About this exercise: Your response must be the entire set of entries, reproduced word for word.

The data:

>>>>

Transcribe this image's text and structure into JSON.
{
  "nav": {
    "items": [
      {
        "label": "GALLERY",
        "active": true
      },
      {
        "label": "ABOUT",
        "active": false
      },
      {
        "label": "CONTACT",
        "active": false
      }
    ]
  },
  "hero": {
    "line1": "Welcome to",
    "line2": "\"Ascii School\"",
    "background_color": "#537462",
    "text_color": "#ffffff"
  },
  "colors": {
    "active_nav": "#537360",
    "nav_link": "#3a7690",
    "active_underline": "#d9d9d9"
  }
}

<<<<

Completed exercise:
Transcribe this image's text and structure into JSON.
{
  "nav": {
    "items": [
      {
        "label": "GALLERY",
        "active": true
      },
      {
        "label": "ABOUT",
        "active": false
      },
      {
        "label": "CONTACT",
        "active": false
      }
    ]
  },
  "hero": {
    "line1": "Welcome to",
    "line2": "\"Ascii School\"",
    "background_color": "#537462",
    "text_color": "#ffffff"
  },
  "colors": {
    "active_nav": "#537360",
    "nav_link": "#3a7690",
    "active_underline": "#d9d9d9"
  }
}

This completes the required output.